Exercise details → Determine how many lines in the entries contain the word "папка", and give that number with no other text.

───── Supplied data ─────

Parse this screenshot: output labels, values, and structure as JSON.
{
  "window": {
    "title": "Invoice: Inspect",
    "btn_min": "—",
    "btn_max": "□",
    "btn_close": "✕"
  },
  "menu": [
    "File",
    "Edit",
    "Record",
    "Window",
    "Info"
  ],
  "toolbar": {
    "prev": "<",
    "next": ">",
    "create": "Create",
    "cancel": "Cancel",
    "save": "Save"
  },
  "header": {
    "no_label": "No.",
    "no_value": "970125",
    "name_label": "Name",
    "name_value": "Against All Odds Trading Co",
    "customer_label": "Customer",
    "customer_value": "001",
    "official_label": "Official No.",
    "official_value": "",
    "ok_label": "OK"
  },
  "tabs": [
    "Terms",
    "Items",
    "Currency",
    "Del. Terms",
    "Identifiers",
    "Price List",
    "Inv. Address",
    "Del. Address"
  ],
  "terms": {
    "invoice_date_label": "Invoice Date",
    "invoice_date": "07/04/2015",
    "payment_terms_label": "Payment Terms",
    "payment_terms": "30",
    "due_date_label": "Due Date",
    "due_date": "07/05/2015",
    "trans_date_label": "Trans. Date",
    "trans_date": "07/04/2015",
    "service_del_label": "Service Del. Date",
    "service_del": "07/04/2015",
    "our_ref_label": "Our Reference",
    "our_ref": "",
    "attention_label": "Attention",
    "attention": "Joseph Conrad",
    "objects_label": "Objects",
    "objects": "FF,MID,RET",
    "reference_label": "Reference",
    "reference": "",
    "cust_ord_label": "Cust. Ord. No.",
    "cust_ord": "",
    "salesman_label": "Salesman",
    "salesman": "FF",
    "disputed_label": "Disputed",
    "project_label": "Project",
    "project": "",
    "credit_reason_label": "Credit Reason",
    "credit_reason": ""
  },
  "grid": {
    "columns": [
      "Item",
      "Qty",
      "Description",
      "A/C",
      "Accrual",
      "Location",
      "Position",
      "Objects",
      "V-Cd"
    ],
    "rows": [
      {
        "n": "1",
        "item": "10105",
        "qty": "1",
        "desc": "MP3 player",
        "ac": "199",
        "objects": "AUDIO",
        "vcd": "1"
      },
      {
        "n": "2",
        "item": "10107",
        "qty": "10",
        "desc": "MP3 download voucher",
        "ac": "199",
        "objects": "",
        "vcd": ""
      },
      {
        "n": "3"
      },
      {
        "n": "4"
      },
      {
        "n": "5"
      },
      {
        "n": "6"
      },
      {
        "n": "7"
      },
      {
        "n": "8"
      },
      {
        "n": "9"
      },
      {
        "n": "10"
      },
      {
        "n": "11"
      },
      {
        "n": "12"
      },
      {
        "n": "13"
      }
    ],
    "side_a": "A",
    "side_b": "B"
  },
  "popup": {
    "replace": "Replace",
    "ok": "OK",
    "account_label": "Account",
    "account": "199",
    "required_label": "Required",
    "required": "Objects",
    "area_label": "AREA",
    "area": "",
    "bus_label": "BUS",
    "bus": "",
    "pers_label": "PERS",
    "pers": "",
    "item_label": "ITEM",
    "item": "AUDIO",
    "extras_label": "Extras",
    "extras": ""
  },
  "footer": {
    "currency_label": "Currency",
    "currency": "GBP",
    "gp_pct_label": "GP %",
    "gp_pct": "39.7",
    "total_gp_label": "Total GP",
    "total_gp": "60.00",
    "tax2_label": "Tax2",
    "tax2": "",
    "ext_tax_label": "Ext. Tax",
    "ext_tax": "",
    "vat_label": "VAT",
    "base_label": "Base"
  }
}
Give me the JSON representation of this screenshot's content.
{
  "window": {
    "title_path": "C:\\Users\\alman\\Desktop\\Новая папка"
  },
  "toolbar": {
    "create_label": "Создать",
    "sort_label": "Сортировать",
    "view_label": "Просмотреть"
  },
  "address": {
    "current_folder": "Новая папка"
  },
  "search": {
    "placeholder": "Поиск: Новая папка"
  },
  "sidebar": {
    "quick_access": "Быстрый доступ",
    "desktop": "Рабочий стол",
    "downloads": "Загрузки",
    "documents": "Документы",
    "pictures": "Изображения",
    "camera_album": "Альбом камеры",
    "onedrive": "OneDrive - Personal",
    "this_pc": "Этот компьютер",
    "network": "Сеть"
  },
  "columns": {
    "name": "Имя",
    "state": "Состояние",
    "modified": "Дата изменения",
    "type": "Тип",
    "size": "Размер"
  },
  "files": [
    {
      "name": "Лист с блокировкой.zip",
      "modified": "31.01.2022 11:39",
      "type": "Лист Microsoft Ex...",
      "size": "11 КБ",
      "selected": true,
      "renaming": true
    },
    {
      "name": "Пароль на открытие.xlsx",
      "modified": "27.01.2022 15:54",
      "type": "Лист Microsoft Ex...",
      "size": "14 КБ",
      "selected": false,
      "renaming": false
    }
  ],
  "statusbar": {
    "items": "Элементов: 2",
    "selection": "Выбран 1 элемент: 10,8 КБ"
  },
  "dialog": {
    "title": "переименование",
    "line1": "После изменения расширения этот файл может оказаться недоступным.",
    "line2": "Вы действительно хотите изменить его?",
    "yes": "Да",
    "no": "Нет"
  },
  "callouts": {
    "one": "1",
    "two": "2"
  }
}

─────

Answer to the exercise → 3